, as a member of the Committee, could say, that the principle which guided its decisions was, that the best possible talents should be obtained for the service of the State, and that they should be adequately remunerated. The Committee had not decided on any case without having sufficient evidence before it. As to the office in question, that of President of the Board of Control, he must say, that it was not considered as one of much labour. It was plain that persons could not be trained to the office from the manner in which they were frequently changed. Let them look also at the Secretaries, who had nothing to do. They were even changed more frequently and more whimsically than the President. If their duties were well performed, it must be by a miracle. He believed, that one reason why the reduction of the President's salary was recommended was, because that office had a great deal of patronage. He was glad to find that the Government had redeemed its pledge on this point, and he hoped that it would go on and reduce other salaries. The Committee only inquired into those enjoyed by Members of that House, but he hoped the Ministers would reduce the greater number of salaries belonging to offices, of which the holders had not seats in Parliament.
, though he had been a member of the Committee, did not feel himself qualified to speak on that particular point, as he had not very frequently attended the sittings of the Committee. He only rose to protest against the principle of regarding patronage as part of the emoluments of office, to compensate for a deficient salary. He could not conceive anything more dangerous than that of 444 giving public men insufficient salaries, and leaving them to make up the deficiency by patronage.
Mr. C. W. Wynn
also thought nothing could be more detrimental to the public interest than to consider patronage as a substitute for a salary. He considered the proper use of patronage one of the most sacred duties of a public officer. When he was in office, he had so employed his patronage.
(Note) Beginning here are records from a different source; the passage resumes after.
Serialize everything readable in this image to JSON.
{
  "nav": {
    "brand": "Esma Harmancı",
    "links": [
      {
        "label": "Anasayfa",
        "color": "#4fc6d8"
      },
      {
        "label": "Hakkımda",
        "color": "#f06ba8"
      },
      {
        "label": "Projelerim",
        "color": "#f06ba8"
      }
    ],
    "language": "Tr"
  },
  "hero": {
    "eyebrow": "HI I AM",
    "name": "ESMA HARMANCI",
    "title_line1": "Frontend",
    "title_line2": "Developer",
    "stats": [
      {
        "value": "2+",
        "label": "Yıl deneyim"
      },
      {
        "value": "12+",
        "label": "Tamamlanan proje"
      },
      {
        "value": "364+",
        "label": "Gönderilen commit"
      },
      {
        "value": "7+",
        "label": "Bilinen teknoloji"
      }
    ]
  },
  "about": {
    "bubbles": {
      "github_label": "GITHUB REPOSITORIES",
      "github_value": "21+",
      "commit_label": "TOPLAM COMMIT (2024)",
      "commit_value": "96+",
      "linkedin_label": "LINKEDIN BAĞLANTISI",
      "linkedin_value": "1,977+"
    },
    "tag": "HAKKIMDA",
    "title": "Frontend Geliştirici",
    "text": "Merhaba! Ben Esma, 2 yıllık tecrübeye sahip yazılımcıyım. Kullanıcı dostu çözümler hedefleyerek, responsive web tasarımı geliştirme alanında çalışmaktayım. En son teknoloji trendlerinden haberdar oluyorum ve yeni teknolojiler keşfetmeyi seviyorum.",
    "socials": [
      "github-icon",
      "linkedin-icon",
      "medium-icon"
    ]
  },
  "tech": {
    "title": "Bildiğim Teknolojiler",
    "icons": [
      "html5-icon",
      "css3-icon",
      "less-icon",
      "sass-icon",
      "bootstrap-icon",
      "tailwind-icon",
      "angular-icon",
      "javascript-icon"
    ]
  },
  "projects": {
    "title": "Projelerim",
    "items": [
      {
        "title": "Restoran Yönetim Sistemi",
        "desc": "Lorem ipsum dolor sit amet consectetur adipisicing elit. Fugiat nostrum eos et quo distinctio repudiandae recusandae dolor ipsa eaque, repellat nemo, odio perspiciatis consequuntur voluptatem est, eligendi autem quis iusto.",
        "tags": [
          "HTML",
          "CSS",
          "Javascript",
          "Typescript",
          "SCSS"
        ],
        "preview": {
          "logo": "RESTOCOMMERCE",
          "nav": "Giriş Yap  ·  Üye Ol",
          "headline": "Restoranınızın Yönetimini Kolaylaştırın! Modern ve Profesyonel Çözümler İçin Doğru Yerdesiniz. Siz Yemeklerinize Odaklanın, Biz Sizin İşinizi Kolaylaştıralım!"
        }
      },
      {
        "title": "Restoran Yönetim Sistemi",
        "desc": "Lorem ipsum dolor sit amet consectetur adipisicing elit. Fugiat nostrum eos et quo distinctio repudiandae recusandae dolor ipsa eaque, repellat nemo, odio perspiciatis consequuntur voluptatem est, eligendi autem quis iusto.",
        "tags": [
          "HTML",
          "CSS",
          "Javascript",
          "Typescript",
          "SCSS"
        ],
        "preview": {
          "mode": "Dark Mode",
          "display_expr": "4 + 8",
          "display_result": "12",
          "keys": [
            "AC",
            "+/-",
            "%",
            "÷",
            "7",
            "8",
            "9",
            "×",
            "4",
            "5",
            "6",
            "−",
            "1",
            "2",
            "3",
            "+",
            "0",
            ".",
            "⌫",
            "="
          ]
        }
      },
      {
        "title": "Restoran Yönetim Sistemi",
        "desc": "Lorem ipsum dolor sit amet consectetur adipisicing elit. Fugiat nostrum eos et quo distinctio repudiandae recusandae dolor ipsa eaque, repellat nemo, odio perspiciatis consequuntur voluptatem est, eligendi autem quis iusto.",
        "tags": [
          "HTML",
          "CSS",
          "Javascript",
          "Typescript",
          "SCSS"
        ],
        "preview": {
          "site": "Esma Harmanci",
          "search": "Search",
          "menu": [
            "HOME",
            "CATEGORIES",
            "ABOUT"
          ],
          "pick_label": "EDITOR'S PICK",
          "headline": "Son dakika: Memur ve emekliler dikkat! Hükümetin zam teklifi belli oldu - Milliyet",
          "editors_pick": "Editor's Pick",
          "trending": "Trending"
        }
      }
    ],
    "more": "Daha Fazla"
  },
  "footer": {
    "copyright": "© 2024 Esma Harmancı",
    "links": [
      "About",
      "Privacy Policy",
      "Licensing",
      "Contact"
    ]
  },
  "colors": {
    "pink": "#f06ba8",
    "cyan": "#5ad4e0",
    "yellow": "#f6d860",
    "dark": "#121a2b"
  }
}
He had given places to officers' sons and to those who had a claim upon the public. He did not mention this as a merit in him, for he had only followed the example of his eminent predecessors. As for the lowering the salary, he believed that the consequence of that would be, that the office would become lowered also, and would be regarded only as a stepping-stone to the higher offices. That ought to be avoided. There were in a Government like our's quite changes enough in offices, and frequent changes must render the persons inadequate to perform their duty. Considering the very arduous nature of the duties of the President of the Board of Control, he thought no motives ought to be created, by reducing the salary of the office, for those who held it to be solicitous of obtaining a higher place. In this particular office, that was most desirable, for its duties required a particular species of knowledge, and there was in the execution of them no display necessary, which was occasionally so gratifying to the ambition of public men.
§ Sir Henry Hardinge
explained. Something had been said about the sweets of office influencing the judgment of those who opposed the view taken by the Committee. He could say for himself, that he was poorer than when he took office; and had only 300l. a year from the public, which was not more than the interest of the money he had paid for his commission. He believed, therefore, that the sweets of office could not have influenced his opinion. He begged to bear his testimony to the very proper manner in which the right hon. Gentleman who had last spoke, had disposed of his patronage while in office. He knew, from having a son there, that the right hon. Gentleman had given a Writership to Westminster School, and to each of the Universities, to be bestowed on the young man who should best deserve it by his industry; and knowing this, he could not do otherwise than bes- 445 tow on him the just tribute of his applause.
§ The question was then put that five of the Committee be a quorum, and the subject dropped.